Green Bean and Onion Bake
Plant-Based Thanksgiving Recipes
- 1 tablespoon grapeseed oil, plus more for frying
- 1 pound petite green beans, trimmed
- 1 tablespoon olive oil
- 1½ cups sliced small bottom mushrooms
- 1½ cups unsweetened almond milk, homemade (page 34) or store-bought
- 1 tablespoon tapioca starch
- ½ teaspoon sea salt
- ⅛ teaspoon freshly ground black pepper
- 2 medium onions, thinly sliced
- Preheat the oven to 350°F. Grease a 9-inch square baking dish with 1 tablespoon of the grapeseed oil.
- Bring a large saucepan of water to a boil over high heat. Add the green beans and cook until bright green, about 7 minutes. Drain and set aside.
- Heat the olive oil in a medium skillet set over medium-high heat. Add the mushrooms and cook until golden, about 4 minutes. Whisk in the almond milk, tapioca starch, salt, and pepper and cook until thickened, about 7 minutes. Add the green beans and cook until the beans are completely tender, about 7 minutes. Let the mixture cool for 5 minutes, and then transfer to a serving dish. Bake for 15 to 20 minutes.
- Meanwhile, spread the onion slices on several layers of paper towels and pat dry. Pour about ¼ inch of grapeseed oil into a small sauté pan and place it over medium-high heat. Working in batches, fry onions until golden brown and crispy, about 2 minutes. Transfer to a paper towel– lined plate to drain. Sprinkle over the green bean mixture just before serving. Serve hot.
Walnuts are one of my favorite foods because they are rich and satisfying but not overwhelming in flavor, so they blend well with many dishes. I also try to use walnuts whenever possible because they’re packed with omega-3 fatty acids, which my family needs to get through plant sources because we don’t eat fish. Plant-Based Thanksgiving Recipes
Omega-3 fatty acids are extremely important for proper brain development. Studies have shown that children with good omega-3 intake do better in school and have fewer behavioral problems. Omega-3s are also instrumental in promoting cardiovascular health, reducing inflammation, and help to protect against certain kinds of cancer. They are an imperative part of our diet.
- 2 tablespoons grapeseed oil, plus more for greasing
- 4 whole acorn or butternut squashes
- 1 cup thinly sliced onion
- 1 cup peeled and finely chopped parsnip
- 2 firm-sweet apples (such as Gala, Fuji, or Pink Lady)
- 1 teaspoon curry powder
- 1 teaspoon sea salt
- ¼ teaspoon freshly ground black pepper
- 1 cup chopped shiitake mushrooms
- 2 tablespoons chopped fresh flat-leaf parsley
- 1 cup chopped walnuts

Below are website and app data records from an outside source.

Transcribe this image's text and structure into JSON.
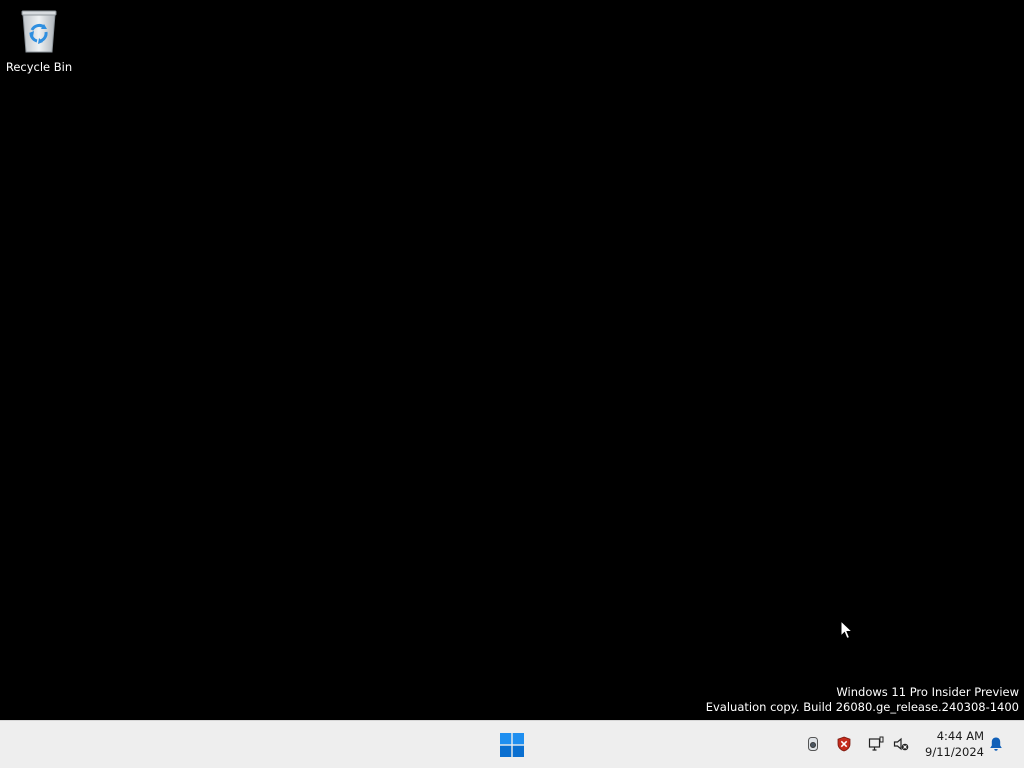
{
  "desktop": {
    "background_color": "#000000",
    "icons": [
      {
        "label": "Recycle Bin",
        "icon": "recycle-bin-icon"
      }
    ],
    "watermark": {
      "line1": "Windows 11 Pro Insider Preview",
      "line2": "Evaluation copy. Build 26080.ge_release.240308-1400"
    }
  },
  "taskbar": {
    "background_color": "#eeeeee",
    "start_icon": "windows-logo-icon",
    "accent_color": "#0078d4",
    "tray_icons": [
      "camera-icon",
      "defender-shield-icon",
      "display-icon",
      "speaker-muted-icon"
    ],
    "clock": {
      "time": "4:44 AM",
      "date": "9/11/2024"
    },
    "notification_icon": "bell-icon"
  }
}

- Preheat the oven to 375 degrees F. Grease a small baking sheet generously with grapeseed oil.
- Cut 1 inch off the tops of the acorn squashes, and reserve the tops. Scoop out the seeds and all but ½ inch of the flesh from the inside. Discard the seeds and finely chop the flesh; set aside. Put the squash shells cut-side down on the baking sheet and bake until tender, 35 to 37 minutes. Let cool.
- Heat the oil in a large skillet set over medium-high heat. Add the onion, parsnip, apples, curry powder, salt, and pepper. Cook, stirring, until the onions are soft, about 4 minutes. Add the mushrooms and reserved squash flesh and cook until lightly golden, about 4 minutes. Remove the pan from the heat and stir in the parsley and walnuts. Set aside.

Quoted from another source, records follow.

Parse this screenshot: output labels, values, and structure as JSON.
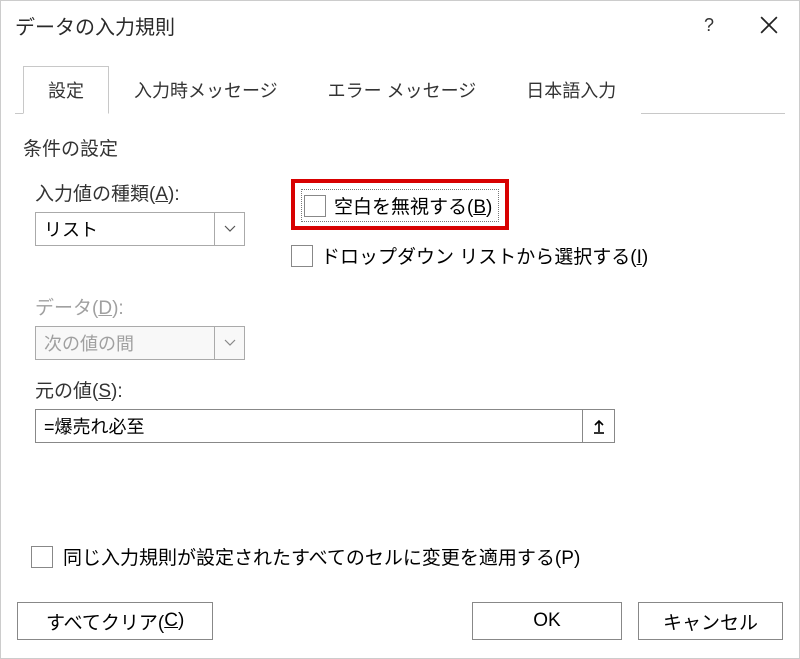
{
  "title": "データの入力規則",
  "tabs": [
    "設定",
    "入力時メッセージ",
    "エラー メッセージ",
    "日本語入力"
  ],
  "section": "条件の設定",
  "fields": {
    "allow_label_pre": "入力値の種類(",
    "allow_key": "A",
    "allow_label_post": "):",
    "allow_value": "リスト",
    "data_label_pre": "データ(",
    "data_key": "D",
    "data_label_post": "):",
    "data_value": "次の値の間",
    "source_label_pre": "元の値(",
    "source_key": "S",
    "source_label_post": "):",
    "source_value": "=爆売れ必至"
  },
  "checks": {
    "ignore_blank_pre": "空白を無視する(",
    "ignore_blank_key": "B",
    "ignore_blank_post": ")",
    "dropdown_pre": "ドロップダウン リストから選択する(",
    "dropdown_key": "I",
    "dropdown_post": ")",
    "apply_all_pre": "同じ入力規則が設定されたすべてのセルに変更を適用する(",
    "apply_all_key": "P",
    "apply_all_post": ")"
  },
  "buttons": {
    "clear_pre": "すべてクリア(",
    "clear_key": "C",
    "clear_post": ")",
    "ok": "OK",
    "cancel": "キャンセル"
  }
}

- Turn the squash shells right side up on the baking sheet and spoon the filling into each. Place the reserved tops on the baking sheet beside the filled shells.

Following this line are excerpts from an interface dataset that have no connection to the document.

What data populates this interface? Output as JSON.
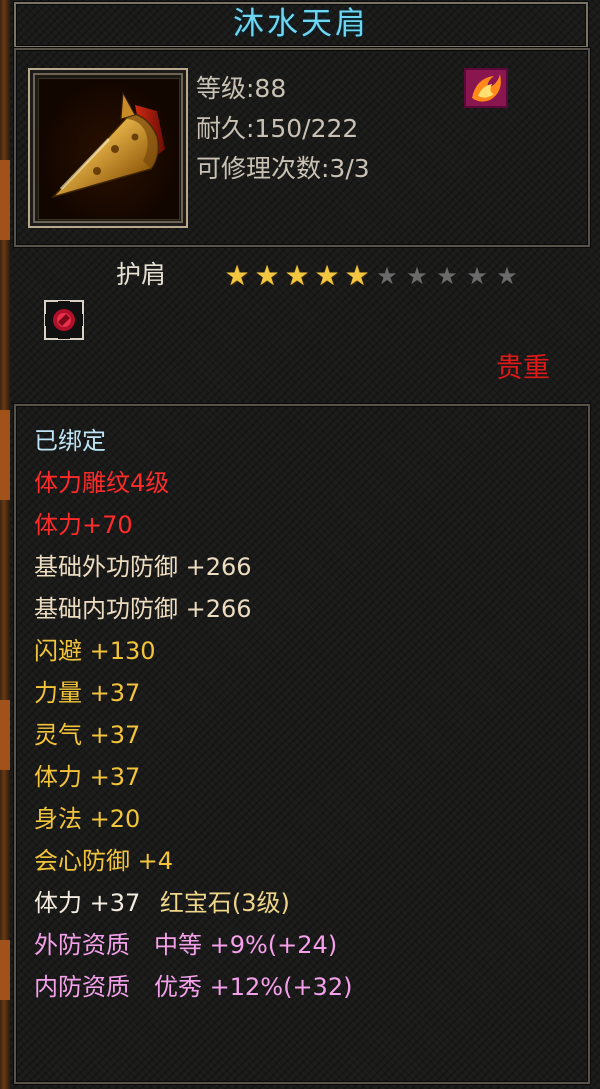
{
  "item": {
    "name": "沐水天肩",
    "level_label": "等级:88",
    "durability_label": "耐久:150/222",
    "repair_label": "可修理次数:3/3",
    "type": "护肩",
    "stars_total": 10,
    "stars_on": 5,
    "quality_label": "贵重"
  },
  "attributes": {
    "bound": "已绑定",
    "engrave": "体力雕纹4级",
    "engrave_bonus": "体力+70",
    "base_outer": "基础外功防御 +266",
    "base_inner": "基础内功防御 +266",
    "dodge": "闪避 +130",
    "strength": "力量 +37",
    "spirit": "灵气 +37",
    "stamina": "体力 +37",
    "agility": "身法 +20",
    "crit_def": "会心防御 +4",
    "gem_stat": "体力 +37",
    "gem_name": "红宝石(3级)",
    "outer_quality": "外防资质　中等 +9%(+24)",
    "inner_quality": "内防资质　优秀 +12%(+32)"
  },
  "colors": {
    "title": "#6fd6f2",
    "quality": "#e01818",
    "star_on": "#f2c640",
    "star_off": "#6a6a6a"
  },
  "icons": [
    "shoulder-armor-icon",
    "rank-emblem-icon",
    "gem-socket-icon"
  ]
}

- Bake until tender and the stuffed squashes begin to brown, about 15 minutes. Serve hot, with the squash “lid” next to the squash on the plate.